Comdata's business is materially different from that of the balance of Ceridian's operations, is managed by a distinct management team, and is located in a different geography. Its employees have not been adequately compensated for their achievements because the equity compensation they receive in the form of stock options on Ceridian has been diluted by HRS's long-term underperformance.Beyond the strategic imperative, Comdata's growth, margin, and cash flow characteristics deserve a materially higher valuation than the current value the market assigns to Ceridian in its current configuration. As a result, we believe the spinoff of Comdata would generate significant value in the intermediate and long term for all of Ceridian's stakeholders.
In the more than 11 years that Ceridian has owned Comdata, Ceridian has yet to identify any meaningful synergies between its two principal operating units. When we raised the subject with Ms. Marinello, she was unable to cite any such synergies, but postulated that some day Comdata could sell payment products to HRS customers. In response, we pointed out that if Comdata continued as a wholly owned subsidiary of Ceridian, the potential market opportunity for its products would be diminished because ADP (and other competing payroll companies that offer a much larger potential market for such a product) would be unlikely to choose to purchase that product from a Ceridian-owned Comdata.
During our meeting with Ms. Marinello, she suggested that there were a number of acquisition opportunities which might make strategic sense for Comdata. While we acknowledge that this may be true depending upon the terms and other specifics, we believe that Comdata will be in a much stronger competitive position in making acquisitions if it is a standalone pure-play enterprise that can use its likely-to-be highly valued equity currency in pursuing such transactions.
We believe it is self-evident that Comdata's long-term value would be maximized as an independent company. In addition, the ability to reward its management with equity incentives that are directly tied to the performance of its business would be an invaluable tool to retain and attract talented individuals, and may obviate some of the personnel risks highlighted earlier.

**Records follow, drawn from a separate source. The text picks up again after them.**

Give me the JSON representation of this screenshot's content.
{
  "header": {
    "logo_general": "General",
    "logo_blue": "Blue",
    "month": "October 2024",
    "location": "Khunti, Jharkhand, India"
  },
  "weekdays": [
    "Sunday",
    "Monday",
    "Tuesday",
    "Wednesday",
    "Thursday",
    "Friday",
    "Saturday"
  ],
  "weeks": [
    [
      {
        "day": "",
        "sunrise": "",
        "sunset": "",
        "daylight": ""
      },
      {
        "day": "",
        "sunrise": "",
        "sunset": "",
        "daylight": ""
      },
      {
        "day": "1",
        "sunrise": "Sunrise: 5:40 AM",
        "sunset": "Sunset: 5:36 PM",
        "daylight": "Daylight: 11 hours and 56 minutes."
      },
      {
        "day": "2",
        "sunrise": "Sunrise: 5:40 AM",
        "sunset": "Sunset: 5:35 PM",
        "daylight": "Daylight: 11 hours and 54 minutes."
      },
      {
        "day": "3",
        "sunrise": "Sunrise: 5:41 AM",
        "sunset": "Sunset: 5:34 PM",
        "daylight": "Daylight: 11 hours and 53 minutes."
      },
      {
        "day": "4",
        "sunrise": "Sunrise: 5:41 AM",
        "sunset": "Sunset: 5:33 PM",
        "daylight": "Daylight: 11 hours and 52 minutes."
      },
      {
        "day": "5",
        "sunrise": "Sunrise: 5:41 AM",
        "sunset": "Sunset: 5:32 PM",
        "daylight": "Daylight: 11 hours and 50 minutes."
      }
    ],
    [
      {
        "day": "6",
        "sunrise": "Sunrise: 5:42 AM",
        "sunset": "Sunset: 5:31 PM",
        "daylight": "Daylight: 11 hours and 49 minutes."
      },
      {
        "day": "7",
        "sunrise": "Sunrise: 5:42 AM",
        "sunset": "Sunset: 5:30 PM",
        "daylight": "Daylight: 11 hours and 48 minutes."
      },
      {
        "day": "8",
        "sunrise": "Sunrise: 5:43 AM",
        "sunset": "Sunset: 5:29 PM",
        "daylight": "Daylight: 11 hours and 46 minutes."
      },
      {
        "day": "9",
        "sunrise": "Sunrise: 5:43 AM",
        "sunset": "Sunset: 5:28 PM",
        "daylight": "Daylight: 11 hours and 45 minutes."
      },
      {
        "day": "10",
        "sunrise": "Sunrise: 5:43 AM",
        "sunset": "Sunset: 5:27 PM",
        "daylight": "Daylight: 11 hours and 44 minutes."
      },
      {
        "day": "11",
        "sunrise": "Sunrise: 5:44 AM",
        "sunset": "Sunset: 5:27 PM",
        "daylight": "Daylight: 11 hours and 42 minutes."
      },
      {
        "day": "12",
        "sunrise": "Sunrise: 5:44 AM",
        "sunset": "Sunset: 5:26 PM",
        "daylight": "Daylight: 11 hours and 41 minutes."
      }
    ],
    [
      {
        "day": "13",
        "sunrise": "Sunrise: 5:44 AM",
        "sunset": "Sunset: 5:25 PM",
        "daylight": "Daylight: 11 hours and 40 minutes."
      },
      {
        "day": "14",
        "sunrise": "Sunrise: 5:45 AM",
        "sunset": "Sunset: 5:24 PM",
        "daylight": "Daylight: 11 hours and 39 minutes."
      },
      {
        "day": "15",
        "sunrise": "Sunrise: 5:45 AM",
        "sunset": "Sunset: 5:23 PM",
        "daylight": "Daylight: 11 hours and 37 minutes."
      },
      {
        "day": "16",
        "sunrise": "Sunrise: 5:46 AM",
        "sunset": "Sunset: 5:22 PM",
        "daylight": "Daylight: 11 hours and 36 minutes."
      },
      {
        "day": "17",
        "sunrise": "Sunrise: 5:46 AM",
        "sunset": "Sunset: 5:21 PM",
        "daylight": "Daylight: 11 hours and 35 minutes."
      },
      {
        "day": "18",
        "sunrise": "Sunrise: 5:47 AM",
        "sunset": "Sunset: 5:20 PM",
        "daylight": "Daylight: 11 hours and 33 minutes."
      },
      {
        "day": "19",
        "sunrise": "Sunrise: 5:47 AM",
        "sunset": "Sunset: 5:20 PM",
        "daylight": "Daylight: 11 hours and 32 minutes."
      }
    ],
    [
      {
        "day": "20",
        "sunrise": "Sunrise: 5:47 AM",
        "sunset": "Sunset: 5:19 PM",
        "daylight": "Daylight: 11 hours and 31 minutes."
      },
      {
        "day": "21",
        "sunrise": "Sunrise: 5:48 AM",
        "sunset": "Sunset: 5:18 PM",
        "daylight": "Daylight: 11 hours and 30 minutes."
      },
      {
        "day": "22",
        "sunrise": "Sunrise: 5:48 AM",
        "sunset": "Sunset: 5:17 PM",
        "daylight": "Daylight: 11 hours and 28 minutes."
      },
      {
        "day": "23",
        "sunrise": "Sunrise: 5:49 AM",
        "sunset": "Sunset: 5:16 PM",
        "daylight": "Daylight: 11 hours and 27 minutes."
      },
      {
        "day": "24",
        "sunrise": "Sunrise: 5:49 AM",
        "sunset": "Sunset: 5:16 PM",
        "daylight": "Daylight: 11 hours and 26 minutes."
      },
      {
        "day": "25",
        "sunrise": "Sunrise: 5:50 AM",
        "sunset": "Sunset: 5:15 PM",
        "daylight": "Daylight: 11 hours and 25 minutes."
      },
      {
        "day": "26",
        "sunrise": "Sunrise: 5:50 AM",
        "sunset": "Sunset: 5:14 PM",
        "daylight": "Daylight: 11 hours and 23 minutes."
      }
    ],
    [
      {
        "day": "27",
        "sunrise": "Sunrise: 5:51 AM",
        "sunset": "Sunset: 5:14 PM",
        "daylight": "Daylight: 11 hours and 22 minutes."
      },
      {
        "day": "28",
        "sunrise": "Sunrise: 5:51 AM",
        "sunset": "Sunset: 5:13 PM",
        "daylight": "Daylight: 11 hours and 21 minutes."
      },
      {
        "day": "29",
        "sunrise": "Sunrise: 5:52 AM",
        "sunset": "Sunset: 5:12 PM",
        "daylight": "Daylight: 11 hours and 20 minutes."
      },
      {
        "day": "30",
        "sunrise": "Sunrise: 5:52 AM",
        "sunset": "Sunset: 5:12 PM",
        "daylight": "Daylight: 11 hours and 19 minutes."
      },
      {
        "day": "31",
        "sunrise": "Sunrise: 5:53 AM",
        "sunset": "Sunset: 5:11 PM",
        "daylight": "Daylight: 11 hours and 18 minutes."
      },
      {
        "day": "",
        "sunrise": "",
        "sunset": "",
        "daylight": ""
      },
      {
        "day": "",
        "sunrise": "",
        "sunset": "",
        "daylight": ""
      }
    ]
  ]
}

With regard to HRS, we believe Ceridian management should focus on improving its remarkably low operating margins, its lackluster customer service record, weakness in its sales organization, and deficiencies in its technology infrastructure. These basic operational improvements would provide more than ample opportunity to enhance long-term value for all of Ceridian's stakeholders, including shareholders, customers, and employees alike. Furthermore, the intelligent use of the company's free cash flow and borrowing capacity created by a dramatically improved, rationalized, and standalone HRS business will further enhance shareholder returns over the long term. These goals should command the full focus of Ceridian's senior management for the foreseeable future. In addition, this strategy is materially less risky than expanding an operationally challenged business through acquisitions.
In light of recent events, we feel that we can no longer remain a passive Ceridian shareholder. We would have greatly preferred to voice our concerns in a less public arena. Given what we have learned over the past week, coupled with the imminent deadline under Ceridian's unusually early advance notice provision regarding the nomination of directors, we are compelled to act now to protect our investment.
As a consequence, we currently intend to nominate a slate of alternative directors at the company's upcoming meeting of shareholders and provide the requisite notice on or before the January 23, 2007 deadline.
We welcome the opportunity to commence discussions with you in advance of the director nomination notice deadline regarding the matters discussed inthis letter. We would appreciate a response at your earliest convenience.
PERSHING SQUARE CAPITAL MANAGEMENT, L.P.
William A. Ackman